As it requires a fraction of the information of a full node, a light node can synchronize with a blockchain much faster. It currently takes about an hour to synchronize the entire Ethereum mainnet blockchain with a light client, but anything more than a couple seconds for the node to sync would be too much for any application. Solutions were developed for light clients to sync with the top of the blockchain quickly, though these solutions often include tradeoffs. Currently, light clients have a trusted blockchain checkpoint built into their code. Thanks to this, the client only needs to download the latest headers, allowing it to achieve a sync in a matter of seconds. Light client users are trusting the client developers to integrate a valid checkpoint. This tradeoff is considered acceptable as users already need to trust the developers for the client implementation. To perform a sync quickly in a decentralized manner, Parity Technologies currently develops an alternative solution allowing light clients to perform a warp-sync in a similar way to full nodes.
In the future, Light Clients are all over the place. — Marty McFly
Light Clients’ challenges
Light clients are well-suited for mainstream usages, like sending some transactions and verifying the balance of accounts. The major critiques made of light clients are that light clients do not directly help the network. They do not verify any other information than the one they need for their own purpose, they do not serve or relay information from the network to other peers, and they use resources from full nodes without giving anything in exchange.
Compared to full nodes, light clients provide a much better end-user experience while letting end-users access the blockchain in a decentralized and secure manner. The key is to find a way to incentivize individuals and institutions to run full nodes, serve light nodes, and punish malicious full nodes serving bad data. One way to make light clients sustainable is to have them perform micro-payments for each request made to full nodes. In the near future, light clients will play a significant role in Ethereum sharding to let validator sync different shards quickly. Light clients could also be used to report malicious actors (validators or plasma authorities). Full node incentivization by light clients is an active area of research, as the incentivization is key to the ecosystem’s stability.
There are promising ideas for allowing light clients to sync quickly while avoiding the aforementioned tradeoffs. One idea is to allow full nodes to provide zero-knowledge proofs (e.g., zk-STARK) of the latest known header. The light client could then verify it and sync with the top of the chain without prior knowledge of the blockchain state.

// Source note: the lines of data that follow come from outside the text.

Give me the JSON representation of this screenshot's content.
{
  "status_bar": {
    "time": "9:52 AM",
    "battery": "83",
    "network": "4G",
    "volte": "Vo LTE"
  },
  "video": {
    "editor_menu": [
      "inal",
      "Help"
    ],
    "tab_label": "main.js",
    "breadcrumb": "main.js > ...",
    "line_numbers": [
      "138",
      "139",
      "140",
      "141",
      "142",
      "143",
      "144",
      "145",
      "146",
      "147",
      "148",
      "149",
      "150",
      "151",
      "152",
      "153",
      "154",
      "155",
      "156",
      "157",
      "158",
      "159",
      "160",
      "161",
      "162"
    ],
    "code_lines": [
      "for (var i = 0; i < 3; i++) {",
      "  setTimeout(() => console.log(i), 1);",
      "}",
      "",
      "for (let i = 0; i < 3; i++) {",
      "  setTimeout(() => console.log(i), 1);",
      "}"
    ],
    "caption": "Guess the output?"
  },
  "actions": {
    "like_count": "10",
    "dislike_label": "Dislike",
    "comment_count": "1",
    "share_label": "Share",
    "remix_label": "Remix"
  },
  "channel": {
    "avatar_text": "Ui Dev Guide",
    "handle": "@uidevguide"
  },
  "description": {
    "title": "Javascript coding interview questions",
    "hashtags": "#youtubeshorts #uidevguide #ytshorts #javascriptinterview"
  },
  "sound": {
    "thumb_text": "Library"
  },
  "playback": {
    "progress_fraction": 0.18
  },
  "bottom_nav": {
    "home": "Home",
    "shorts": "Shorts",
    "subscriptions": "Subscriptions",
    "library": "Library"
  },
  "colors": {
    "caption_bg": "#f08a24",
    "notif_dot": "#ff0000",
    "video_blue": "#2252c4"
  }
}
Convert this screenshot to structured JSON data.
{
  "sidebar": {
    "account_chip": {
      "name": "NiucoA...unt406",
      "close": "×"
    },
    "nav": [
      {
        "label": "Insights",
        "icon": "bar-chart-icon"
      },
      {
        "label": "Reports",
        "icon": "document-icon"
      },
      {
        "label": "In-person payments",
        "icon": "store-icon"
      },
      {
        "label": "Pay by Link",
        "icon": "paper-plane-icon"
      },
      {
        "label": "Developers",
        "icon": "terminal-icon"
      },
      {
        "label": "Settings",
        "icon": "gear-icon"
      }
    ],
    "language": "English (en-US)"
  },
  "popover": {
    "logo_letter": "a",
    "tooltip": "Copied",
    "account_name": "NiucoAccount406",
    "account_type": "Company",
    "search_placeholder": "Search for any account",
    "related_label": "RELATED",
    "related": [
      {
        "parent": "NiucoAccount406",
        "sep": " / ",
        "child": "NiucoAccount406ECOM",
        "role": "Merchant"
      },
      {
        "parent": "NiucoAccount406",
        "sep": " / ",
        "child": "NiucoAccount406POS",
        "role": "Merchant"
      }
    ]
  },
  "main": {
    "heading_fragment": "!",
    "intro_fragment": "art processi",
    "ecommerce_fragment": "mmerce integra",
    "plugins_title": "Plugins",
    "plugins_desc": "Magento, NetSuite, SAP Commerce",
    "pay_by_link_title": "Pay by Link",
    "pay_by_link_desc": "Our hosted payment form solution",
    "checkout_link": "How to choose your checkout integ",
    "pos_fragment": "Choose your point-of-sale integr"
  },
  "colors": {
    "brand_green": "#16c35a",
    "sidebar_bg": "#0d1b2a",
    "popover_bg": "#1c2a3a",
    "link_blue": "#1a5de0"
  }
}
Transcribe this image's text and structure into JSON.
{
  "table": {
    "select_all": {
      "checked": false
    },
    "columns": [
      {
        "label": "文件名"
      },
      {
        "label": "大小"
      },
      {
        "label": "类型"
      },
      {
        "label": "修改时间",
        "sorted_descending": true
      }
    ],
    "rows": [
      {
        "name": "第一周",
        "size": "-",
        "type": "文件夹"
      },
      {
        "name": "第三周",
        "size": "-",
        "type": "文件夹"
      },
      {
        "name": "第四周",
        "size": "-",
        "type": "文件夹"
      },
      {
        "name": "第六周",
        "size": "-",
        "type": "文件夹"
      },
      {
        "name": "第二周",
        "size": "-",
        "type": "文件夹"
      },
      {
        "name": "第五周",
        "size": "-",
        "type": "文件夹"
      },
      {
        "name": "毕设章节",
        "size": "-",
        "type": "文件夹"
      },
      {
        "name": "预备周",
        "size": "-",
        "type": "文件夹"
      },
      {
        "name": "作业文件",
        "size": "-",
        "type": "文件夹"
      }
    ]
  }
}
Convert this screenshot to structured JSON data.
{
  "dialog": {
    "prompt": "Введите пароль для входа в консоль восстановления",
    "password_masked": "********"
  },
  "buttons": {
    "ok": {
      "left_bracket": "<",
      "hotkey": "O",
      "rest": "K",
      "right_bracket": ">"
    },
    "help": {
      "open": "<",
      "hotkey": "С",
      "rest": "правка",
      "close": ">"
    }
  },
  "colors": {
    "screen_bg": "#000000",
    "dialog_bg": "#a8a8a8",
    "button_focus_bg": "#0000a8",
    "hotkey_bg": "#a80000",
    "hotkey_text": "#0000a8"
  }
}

All in all, light clients will be the backbone of decentralized applications in the near term, and this is very good news for a user-friendly decentralized ecosystem.